“We have no commitment to anyone that we will not install or use the S-400. We purchased it because we needed an air defense system. Is an air defense system taken to keep it in the box?” Çavuşoğlu told reporters at the parliament.
Only one anti-missile defense battery remained in southern Turkey, the minister said citing the NATO mission aiming to protect Turkish territory from the attacks derived from Syria.
He recalled the U.S., the Netherlands and Germans withdrew their systems in Turkey, only Spain extended their mission. “We purchased this [S-400] because we need it,” he said.
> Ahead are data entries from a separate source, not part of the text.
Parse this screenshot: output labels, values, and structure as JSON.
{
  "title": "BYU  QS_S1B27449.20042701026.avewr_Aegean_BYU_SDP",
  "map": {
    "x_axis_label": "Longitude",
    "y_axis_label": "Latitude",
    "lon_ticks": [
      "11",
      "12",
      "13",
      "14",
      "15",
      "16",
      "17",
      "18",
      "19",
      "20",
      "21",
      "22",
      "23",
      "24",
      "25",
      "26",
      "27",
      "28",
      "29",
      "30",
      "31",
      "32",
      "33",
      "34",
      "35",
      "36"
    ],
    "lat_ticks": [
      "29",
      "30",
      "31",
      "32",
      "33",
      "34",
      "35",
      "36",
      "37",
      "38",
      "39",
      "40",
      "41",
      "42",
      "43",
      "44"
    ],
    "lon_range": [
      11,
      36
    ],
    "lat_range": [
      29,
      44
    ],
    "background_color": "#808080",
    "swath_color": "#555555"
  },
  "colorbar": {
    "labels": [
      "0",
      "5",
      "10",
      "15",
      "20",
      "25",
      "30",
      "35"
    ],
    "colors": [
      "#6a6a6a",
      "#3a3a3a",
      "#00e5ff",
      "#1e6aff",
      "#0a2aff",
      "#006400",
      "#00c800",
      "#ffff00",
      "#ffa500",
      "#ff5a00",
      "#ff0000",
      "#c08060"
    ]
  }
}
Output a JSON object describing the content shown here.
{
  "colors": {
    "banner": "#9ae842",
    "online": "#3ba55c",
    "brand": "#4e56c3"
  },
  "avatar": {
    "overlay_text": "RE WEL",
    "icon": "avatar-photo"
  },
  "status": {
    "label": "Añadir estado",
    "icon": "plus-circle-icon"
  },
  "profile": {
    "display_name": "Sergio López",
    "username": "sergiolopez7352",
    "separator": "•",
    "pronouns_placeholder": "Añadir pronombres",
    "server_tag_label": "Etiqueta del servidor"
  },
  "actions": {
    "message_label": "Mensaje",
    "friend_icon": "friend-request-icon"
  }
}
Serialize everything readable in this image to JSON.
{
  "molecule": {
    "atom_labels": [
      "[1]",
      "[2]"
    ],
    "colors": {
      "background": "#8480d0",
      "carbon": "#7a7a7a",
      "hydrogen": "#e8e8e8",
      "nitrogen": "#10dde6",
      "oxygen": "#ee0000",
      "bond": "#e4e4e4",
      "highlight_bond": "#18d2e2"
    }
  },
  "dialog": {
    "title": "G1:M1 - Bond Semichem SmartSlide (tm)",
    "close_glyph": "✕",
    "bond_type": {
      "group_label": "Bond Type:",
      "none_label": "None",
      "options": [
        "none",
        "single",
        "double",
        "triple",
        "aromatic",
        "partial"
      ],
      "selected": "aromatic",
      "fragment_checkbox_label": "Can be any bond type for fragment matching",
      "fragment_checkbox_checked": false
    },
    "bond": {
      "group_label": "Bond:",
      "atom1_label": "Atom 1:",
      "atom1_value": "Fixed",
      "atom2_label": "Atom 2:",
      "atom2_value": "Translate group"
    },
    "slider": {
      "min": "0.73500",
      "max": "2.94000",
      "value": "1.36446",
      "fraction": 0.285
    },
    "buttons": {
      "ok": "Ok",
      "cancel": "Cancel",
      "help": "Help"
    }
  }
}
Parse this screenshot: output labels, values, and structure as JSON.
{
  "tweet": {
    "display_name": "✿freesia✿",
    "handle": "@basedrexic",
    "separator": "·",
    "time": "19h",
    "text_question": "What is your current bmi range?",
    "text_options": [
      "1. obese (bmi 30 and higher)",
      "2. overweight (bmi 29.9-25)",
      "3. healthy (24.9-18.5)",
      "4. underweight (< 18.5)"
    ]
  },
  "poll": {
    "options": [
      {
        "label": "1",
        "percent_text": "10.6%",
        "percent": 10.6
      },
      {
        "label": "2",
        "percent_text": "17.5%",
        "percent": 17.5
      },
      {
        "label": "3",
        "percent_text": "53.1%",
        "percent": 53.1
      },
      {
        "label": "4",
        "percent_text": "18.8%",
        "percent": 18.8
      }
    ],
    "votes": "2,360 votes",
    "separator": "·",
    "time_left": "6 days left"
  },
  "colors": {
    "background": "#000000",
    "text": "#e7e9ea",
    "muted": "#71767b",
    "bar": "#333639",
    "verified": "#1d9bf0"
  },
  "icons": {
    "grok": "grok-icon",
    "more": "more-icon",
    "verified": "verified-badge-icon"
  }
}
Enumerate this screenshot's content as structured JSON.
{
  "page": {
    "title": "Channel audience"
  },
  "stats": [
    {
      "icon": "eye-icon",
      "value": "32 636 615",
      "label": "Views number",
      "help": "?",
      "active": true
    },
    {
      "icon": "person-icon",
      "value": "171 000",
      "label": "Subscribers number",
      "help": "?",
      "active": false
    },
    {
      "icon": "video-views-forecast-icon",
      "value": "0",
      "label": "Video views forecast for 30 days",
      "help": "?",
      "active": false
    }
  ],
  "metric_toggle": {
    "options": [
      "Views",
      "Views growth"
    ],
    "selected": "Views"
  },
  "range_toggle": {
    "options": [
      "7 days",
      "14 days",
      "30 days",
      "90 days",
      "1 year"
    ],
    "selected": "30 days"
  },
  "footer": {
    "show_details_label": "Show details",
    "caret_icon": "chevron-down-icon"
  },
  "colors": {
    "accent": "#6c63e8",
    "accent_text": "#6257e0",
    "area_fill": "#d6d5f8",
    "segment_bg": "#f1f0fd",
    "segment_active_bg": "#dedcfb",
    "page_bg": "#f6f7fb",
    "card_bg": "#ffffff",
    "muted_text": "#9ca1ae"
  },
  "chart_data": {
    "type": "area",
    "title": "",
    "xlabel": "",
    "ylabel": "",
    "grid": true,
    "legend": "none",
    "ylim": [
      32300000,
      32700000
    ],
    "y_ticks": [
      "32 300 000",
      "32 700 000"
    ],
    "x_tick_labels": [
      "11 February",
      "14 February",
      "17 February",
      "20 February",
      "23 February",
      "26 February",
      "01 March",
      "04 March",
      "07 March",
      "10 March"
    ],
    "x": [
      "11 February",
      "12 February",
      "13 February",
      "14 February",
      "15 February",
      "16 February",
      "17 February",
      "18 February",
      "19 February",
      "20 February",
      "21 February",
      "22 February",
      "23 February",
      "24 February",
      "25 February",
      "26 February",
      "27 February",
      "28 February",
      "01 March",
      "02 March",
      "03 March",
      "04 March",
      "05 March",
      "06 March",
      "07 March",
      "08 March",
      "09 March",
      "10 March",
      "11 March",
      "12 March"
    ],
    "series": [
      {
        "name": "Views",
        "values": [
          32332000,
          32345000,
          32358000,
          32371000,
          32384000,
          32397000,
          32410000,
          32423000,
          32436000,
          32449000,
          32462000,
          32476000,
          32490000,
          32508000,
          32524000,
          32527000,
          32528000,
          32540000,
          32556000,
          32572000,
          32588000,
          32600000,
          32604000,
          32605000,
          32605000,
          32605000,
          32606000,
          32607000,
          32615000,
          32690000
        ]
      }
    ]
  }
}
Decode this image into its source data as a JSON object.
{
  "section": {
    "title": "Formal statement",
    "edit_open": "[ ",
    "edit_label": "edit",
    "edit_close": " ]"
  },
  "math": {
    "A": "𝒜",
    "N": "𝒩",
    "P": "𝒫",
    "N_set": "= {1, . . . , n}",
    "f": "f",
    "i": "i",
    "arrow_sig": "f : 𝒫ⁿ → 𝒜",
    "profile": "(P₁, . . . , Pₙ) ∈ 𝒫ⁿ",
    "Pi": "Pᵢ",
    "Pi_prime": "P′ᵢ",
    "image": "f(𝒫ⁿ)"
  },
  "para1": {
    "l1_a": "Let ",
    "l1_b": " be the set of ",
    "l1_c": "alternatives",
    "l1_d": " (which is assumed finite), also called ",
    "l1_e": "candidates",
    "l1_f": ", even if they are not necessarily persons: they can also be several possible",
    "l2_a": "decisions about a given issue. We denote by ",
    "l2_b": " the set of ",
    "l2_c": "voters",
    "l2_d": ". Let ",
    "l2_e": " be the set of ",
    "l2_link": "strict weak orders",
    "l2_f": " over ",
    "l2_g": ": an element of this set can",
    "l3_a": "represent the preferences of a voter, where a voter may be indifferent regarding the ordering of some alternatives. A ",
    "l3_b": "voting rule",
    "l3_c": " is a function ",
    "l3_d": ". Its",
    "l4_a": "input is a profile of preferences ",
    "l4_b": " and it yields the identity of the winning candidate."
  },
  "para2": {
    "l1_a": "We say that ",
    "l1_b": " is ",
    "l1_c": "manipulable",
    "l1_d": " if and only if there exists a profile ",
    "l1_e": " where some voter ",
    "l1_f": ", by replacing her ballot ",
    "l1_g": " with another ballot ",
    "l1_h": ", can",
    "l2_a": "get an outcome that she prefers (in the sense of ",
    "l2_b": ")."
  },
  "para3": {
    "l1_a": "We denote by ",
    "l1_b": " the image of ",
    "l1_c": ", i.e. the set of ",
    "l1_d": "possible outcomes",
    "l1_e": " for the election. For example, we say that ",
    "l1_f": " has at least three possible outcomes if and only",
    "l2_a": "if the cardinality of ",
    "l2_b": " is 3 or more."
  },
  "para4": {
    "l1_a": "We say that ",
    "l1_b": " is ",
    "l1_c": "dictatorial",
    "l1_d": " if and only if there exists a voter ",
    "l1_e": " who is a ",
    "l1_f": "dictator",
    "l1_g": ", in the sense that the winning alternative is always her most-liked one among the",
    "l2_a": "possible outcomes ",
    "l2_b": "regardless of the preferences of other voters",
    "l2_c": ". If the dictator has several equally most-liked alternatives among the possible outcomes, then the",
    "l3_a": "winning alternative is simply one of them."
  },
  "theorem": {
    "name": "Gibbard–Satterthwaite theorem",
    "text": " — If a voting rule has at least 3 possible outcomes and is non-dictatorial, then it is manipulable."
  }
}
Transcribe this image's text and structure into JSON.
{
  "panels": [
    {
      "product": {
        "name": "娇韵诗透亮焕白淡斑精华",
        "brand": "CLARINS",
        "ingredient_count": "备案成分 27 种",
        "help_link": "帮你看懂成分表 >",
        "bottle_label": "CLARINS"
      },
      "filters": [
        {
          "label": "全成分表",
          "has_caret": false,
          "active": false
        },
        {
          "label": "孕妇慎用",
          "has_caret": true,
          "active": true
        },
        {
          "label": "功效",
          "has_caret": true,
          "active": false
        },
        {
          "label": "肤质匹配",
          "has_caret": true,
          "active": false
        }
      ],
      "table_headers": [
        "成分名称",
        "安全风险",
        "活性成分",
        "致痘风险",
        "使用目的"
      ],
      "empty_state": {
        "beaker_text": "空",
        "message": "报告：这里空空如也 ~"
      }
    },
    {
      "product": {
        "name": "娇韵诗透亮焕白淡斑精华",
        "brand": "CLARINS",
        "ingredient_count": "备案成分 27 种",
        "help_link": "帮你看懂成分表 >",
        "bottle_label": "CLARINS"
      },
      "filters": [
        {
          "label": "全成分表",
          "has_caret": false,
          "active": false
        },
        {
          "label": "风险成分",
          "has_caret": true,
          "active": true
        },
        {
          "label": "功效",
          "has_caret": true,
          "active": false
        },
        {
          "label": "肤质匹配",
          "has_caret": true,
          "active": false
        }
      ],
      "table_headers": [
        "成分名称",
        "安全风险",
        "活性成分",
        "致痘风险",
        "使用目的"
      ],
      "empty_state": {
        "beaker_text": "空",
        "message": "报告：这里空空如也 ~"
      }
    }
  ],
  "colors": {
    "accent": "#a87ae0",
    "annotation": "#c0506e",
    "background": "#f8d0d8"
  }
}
Çavuşoğlu reminded reporters of a proposal made by Ankara to establish a joint committee in order to examine the alleged impacts of using S-400s to F-35 fighter jets.
“If the United States is serious in its claims and wants to approach the issue in this way, it should say ‘yes’ for the working group of experts and evaluate them,” he said.
“Otherwise, we are not a country that will change a decision or make a decision just because a state asked for it,” the minister stated.
Washington has told Ankara that the S-400s pose a threat to its F-35 fighter jets and has warned its NATO ally that it will face U.S. sanctions unless it drops the Russian systems. It also removed Turkey from the F-35 jet program, where Ankara was a buyer and manufacturer, in response to the Russian deal.
“Everything on S-400 systems goes as planned,” Defense Minister Hulusi Akar told reporters on Nov. 26.
“There are activities to be performed within the framework of this process. Therefore, they are carried out as planned. There is nothing new and different. Therefore, our work continues as planned. Everyone is making every effort to complete this process,” Akar said when asked about the S-400 radar tests which were reportedly started on Nov. 25.